START DATA FOR PROCESSING

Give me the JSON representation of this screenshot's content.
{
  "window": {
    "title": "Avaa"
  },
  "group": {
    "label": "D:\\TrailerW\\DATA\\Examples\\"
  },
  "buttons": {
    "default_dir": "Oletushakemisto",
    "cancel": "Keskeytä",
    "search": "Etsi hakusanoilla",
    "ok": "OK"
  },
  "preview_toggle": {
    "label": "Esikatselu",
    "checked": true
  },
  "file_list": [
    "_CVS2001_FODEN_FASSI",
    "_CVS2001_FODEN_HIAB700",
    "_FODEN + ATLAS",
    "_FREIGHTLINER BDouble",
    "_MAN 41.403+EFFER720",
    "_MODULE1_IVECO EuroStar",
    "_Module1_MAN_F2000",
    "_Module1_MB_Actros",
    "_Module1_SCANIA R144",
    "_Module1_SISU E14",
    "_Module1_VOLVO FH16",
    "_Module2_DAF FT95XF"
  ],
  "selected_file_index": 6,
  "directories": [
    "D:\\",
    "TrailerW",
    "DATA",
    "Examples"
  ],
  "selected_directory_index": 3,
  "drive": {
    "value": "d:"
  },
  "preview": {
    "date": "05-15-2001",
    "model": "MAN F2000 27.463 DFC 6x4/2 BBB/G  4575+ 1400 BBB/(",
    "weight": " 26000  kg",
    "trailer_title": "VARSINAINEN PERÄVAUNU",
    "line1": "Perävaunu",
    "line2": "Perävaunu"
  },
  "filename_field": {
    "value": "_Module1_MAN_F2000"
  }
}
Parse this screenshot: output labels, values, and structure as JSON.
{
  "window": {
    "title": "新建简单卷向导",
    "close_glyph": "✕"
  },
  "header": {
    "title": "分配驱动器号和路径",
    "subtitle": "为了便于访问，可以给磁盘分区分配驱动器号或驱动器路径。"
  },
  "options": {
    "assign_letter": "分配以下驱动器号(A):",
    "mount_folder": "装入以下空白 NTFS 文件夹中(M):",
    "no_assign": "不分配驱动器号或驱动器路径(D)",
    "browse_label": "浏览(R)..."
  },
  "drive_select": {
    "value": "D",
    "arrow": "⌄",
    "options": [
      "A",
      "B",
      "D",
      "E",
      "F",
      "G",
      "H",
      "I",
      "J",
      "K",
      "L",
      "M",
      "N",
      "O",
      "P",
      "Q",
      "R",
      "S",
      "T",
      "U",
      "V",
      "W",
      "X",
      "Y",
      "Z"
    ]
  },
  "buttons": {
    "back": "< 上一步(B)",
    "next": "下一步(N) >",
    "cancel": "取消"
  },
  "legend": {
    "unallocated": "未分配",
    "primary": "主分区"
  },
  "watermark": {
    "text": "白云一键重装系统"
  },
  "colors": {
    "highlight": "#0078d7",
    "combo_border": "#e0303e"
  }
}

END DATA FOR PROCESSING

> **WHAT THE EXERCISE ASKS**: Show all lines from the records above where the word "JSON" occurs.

> **RESULT FOR THIS TASK**:
Give me the JSON representation of this screenshot's content.
Parse this screenshot: output labels, values, and structure as JSON.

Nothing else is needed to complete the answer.